Babcock & Brown’s recent acquisition of Eircom for €2.4bn and activist fund Cevian’s purchase of 72 million shares in TeliaSonera indicate a growing interest by investment houses in telecoms firms. However, Ovum points out that while the telecoms sector is an attractive market for telecoms operators, these businesses are not risk-free and nothing is straightforward.

Last year Apax Partners led the purchase of TDC in Denmark and in Spain France Telecom beat off two rival offers from investment groups for Amena.

Mike Cansfield, principal analyst at Ovum, commented: “Telcos are underperforming in terms of what they give back to their shareholders and in terms of their share prices. The opportunity is to buy now while share prices are low, get involved in the management of the company, develop the business and then sell in the future when bigger profits drive values higher.

“But (as ever) there is another side of the coin. Telecoms is a complex high-tech sector that also happens to be undergoing a fundamental transformation. Next-generation networks (NGNs) underpin much of the potential in the sector but these investments are not risk-free.

“Whilst telcos, particularly incumbents, can generate cash — and so pay short-term dividends — they are finding it much harder to grow revenues as the fixed business declines and as mobile growth runs out of steam. Hence low share prices.”

Cansfield continued to say that if you look at how telecom firms are structured, the whole is worth less than the sum of the parts. Traditional telcos are structured in vertical silos like fixed, mobile, ISP or by product line. However, these silos create obstacles to doing business as customers have to talk to each silo separately.

“The opportunity for financial investors is to re-orientate the business to create a greater customer/market focus and in so doing simplify their operation and release value. This is rationalising the distribution side of the business,” Cansfield said.

Another reason why investment firms are interested in telecoms is the ongoing consolidation of telcos’ networks onto one network and cutting out a large swathe of costs. Such actions have been taken by Cable & Wireless when it took over Energis as well as AT&T and the Baby Bells in the US.

“The transformation of the industry through NGNs, convergence of telecoms and IT, and convergent services all enhance this opportunity rather than diminish it. So opportunities exist in telecoms to rationalise the supply-side of the equation too,” said Cansfield.
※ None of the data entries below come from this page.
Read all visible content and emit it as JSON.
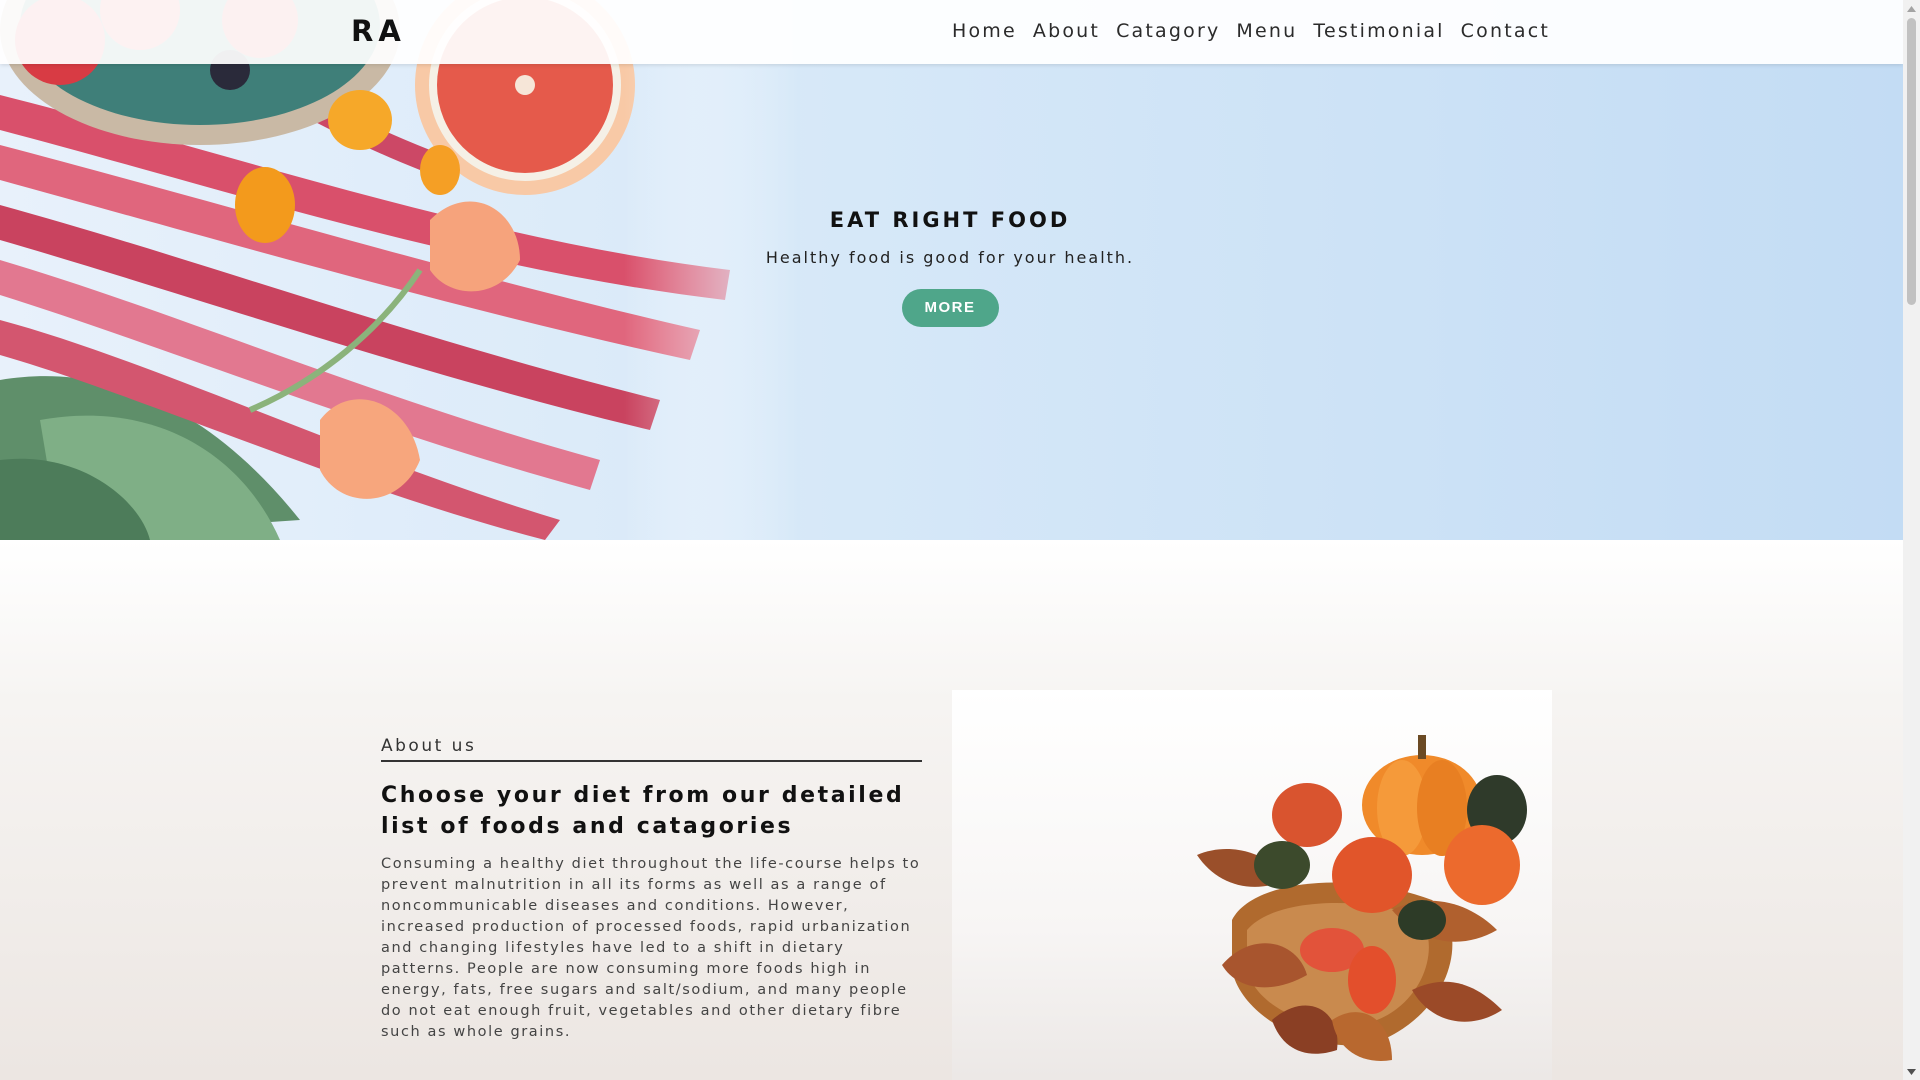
{
  "header": {
    "logo": "RA",
    "nav": [
      {
        "label": "Home"
      },
      {
        "label": "About"
      },
      {
        "label": "Catagory"
      },
      {
        "label": "Menu"
      },
      {
        "label": "Testimonial"
      },
      {
        "label": "Contact"
      }
    ]
  },
  "hero": {
    "title": "EAT RIGHT FOOD",
    "subtitle": "Healthy food is good for your health.",
    "button_label": "MORE",
    "image_icon": "fruits-rhubarb-flowers-photo"
  },
  "about": {
    "kicker": "About us",
    "heading": "Choose your diet from our detailed list of foods and catagories",
    "body": "Consuming a healthy diet throughout the life-course helps to prevent malnutrition in all its forms as well as a range of noncommunicable diseases and conditions. However, increased production of processed foods, rapid urbanization and changing lifestyles have led to a shift in dietary patterns. People are now consuming more foods high in energy, fats, free sugars and salt/sodium, and many people do not eat enough fruit, vegetables and other dietary fibre such as whole grains.",
    "image_icon": "pumpkins-on-board-photo"
  },
  "colors": {
    "accent": "#4fa68a",
    "hero_bg": "#cfe3f6",
    "text_dark": "#111111"
  }
}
Cansfield concluded by pointing out that while the fundamentals exist to make telecoms firms attractive and compelling investment opportunities, there is considerable room for risk.

“Without a vertically integrated national telco (ie an incumbent) it is hard to see how this key enabler could be deployed nationally. So whilst the sector is attractive to investment houses, nothing is straightforward.”

By John Kennedy